Predicting cell lineages using autoencoders and optimal transport

PLoS Comput Biol. 2020 Apr 28;16(4):e1007828. doi: 10.1371/journal.pcbi.1007828. eCollection 2020 Apr.


Lineage tracing involves the identification of all ancestors and descendants of a given cell, and is an important tool for studying biological processes such as development and disease progression. However, in many settings, controlled time-course experiments are not feasible, for example when working with tissue samples from patients. Here we present ImageAEOT, a computational pipeline based on autoencoders and optimal transport for predicting the lineages of cells using time-labeled datasets from different stages of a cellular process. Given a single-cell image from one of the stages, ImageAEOT generates an artificial lineage of this cell based on the population characteristics of the other stages. These lineages can be used to connect subpopulations of cells through the different stages and identify image-based features and biomarkers underlying the biological process. To validate our method, we apply ImageAEOT to a benchmark task based on nuclear and chromatin images during the activation of fibroblasts by tumor cells in engineered 3D tissues. We further validate ImageAEOT on chromatin images of various breast cancer cell lines and human tissue samples, thereby linking alterations in chromatin condensation patterns to different stages of tumor progression. Our results demonstrate the promise of computational methods based on autoencoding and optimal transport principles for lineage tracing in settings where existing experimental strategies cannot be used.

Publication types

  • Research Support, Non-U.S. Gov't
  • Research Support, U.S. Gov't, Non-P.H.S.

MeSH terms

  • Breast Neoplasms
  • Cell Differentiation / physiology
  • Cell Line, Tumor
  • Cell Lineage*
  • Cell Nucleus / physiology
  • Chromatin / physiology
  • Coculture Techniques
  • Computational Biology / methods*
  • Female
  • Humans
  • Image Processing, Computer-Assisted
  • Reproducibility of Results
  • Single-Cell Analysis / methods*


  • Chromatin

Grant support
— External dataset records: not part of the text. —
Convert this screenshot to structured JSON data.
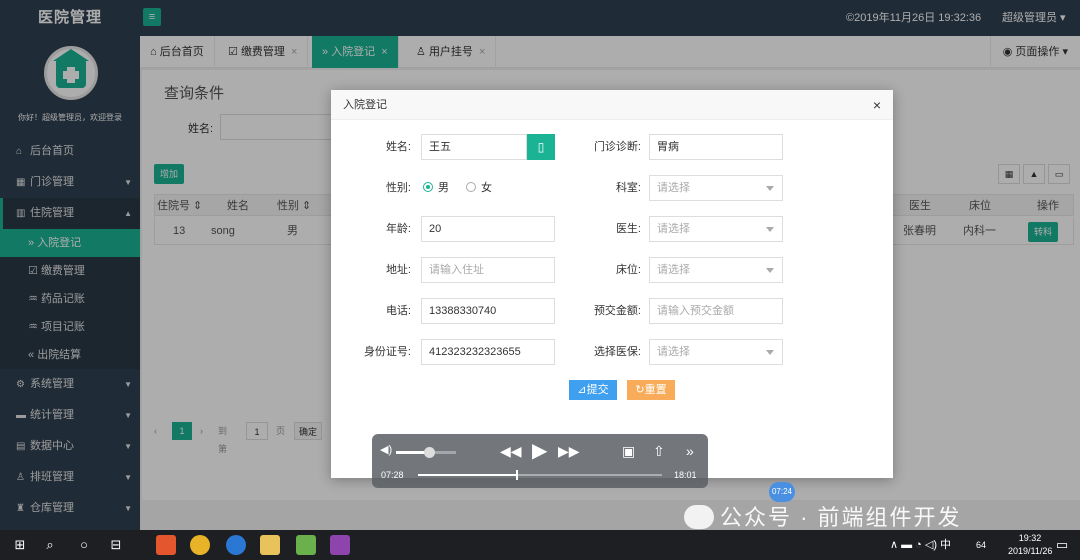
{
  "app": {
    "title": "医院管理",
    "menu_toggle_icon": "≡",
    "datetime": "©2019年11月26日 19:32:36",
    "user": "超级管理员 ▾"
  },
  "sidebar": {
    "welcome": "你好！超级管理员，欢迎登录",
    "items": [
      {
        "label": "后台首页",
        "icon": "home-icon",
        "glyph": "⌂"
      },
      {
        "label": "门诊管理",
        "icon": "grid-icon",
        "glyph": "▦",
        "caret": "▼"
      },
      {
        "label": "住院管理",
        "icon": "bed-icon",
        "glyph": "▥",
        "caret": "▲"
      },
      {
        "label": "系统管理",
        "icon": "gear-icon",
        "glyph": "⚙",
        "caret": "▼"
      },
      {
        "label": "统计管理",
        "icon": "chart-icon",
        "glyph": "▬",
        "caret": "▼"
      },
      {
        "label": "数据中心",
        "icon": "data-icon",
        "glyph": "▤",
        "caret": "▼"
      },
      {
        "label": "排班管理",
        "icon": "user-icon",
        "glyph": "♙",
        "caret": "▼"
      },
      {
        "label": "仓库管理",
        "icon": "warehouse-icon",
        "glyph": "♜",
        "caret": "▼"
      }
    ],
    "sub_items": [
      {
        "label": "入院登记",
        "glyph": "»"
      },
      {
        "label": "缴费管理",
        "glyph": "☑"
      },
      {
        "label": "药品记账",
        "glyph": "♒"
      },
      {
        "label": "项目记账",
        "glyph": "♒"
      },
      {
        "label": "出院结算",
        "glyph": "«"
      }
    ]
  },
  "tabs": [
    {
      "label": "后台首页",
      "glyph": "⌂",
      "close": ""
    },
    {
      "label": "缴费管理",
      "glyph": "☑",
      "close": "×"
    },
    {
      "label": "入院登记",
      "glyph": "»",
      "close": "×"
    },
    {
      "label": "用户挂号",
      "glyph": "♙",
      "close": "×"
    }
  ],
  "page_ops": "◉ 页面操作 ▾",
  "query": {
    "title": "查询条件",
    "name_label": "姓名:",
    "add_button": "增加"
  },
  "toolbar": {
    "tool1": "▦",
    "tool2": "▲",
    "tool3": "▭"
  },
  "table": {
    "headers": [
      "住院号 ⇕",
      "姓名",
      "性别 ⇕",
      "医生",
      "床位",
      "操作"
    ],
    "row": {
      "id": "13",
      "name": "song",
      "gender": "男",
      "doctor": "张春明",
      "bed": "内科一",
      "action": "转科"
    }
  },
  "pager": {
    "prev": "‹",
    "current": "1",
    "next": "›",
    "goto": "到第",
    "page_value": "1",
    "page_unit": "页",
    "confirm": "确定"
  },
  "modal": {
    "title": "入院登记",
    "close": "×",
    "labels": {
      "name": "姓名:",
      "gender": "性别:",
      "age": "年龄:",
      "address": "地址:",
      "phone": "电话:",
      "idcard": "身份证号:",
      "diagnosis": "门诊诊断:",
      "dept": "科室:",
      "doctor": "医生:",
      "bed": "床位:",
      "deposit": "预交金额:",
      "insurance": "选择医保:"
    },
    "values": {
      "name": "王五",
      "age": "20",
      "phone": "13388330740",
      "idcard": "412323232323655",
      "diagnosis": "胃病"
    },
    "placeholders": {
      "address": "请输入住址",
      "dept": "请选择",
      "doctor": "请选择",
      "bed": "请选择",
      "deposit": "请输入预交金额",
      "insurance": "请选择"
    },
    "gender_options": {
      "male": "男",
      "female": "女"
    },
    "gender_selected": "male",
    "name_button_icon": "▯",
    "submit": "⊿提交",
    "reset": "↻重置"
  },
  "player": {
    "volume": 0.55,
    "progress": 0.4,
    "current_time": "07:28",
    "total_time": "18:01",
    "bubble_time": "07:24",
    "icons": {
      "volume": "◀)",
      "rewind": "◀◀",
      "play": "▶",
      "forward": "▶▶",
      "pip": "▣",
      "share": "⇧",
      "more": "»"
    }
  },
  "watermark": "公众号 · 前端组件开发",
  "taskbar": {
    "clock_time": "19:32",
    "clock_date": "2019/11/26",
    "tray": "∧ ▬ ◔ ◁) 中",
    "tray_badge": "64",
    "icons": {
      "start": "⊞",
      "search": "⌕",
      "task": "○",
      "taskview": "⊟",
      "notify": "▭"
    }
  }
}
KDY was partially supported by the National Science Foundation (NSF) Graduate Research Fellowship and ONR (N00014-18-1-2765). The GVS laboratory thanks the Mechanobiology Institute (MBI), National University of Singapore (NUS), Singapore, and the Ministry of Education (MOE) Tier-3 Grant Program for funding. CU was partially supported by NSF (DMS-1651995), ONR (N00014-17-1-2147 and N00014-18-1-2765), a Sloan Fellowship, and a Simons Investigator Award. The funders had no role in study design, data collection and analysis, decision to publish, or preparation of the manuscript.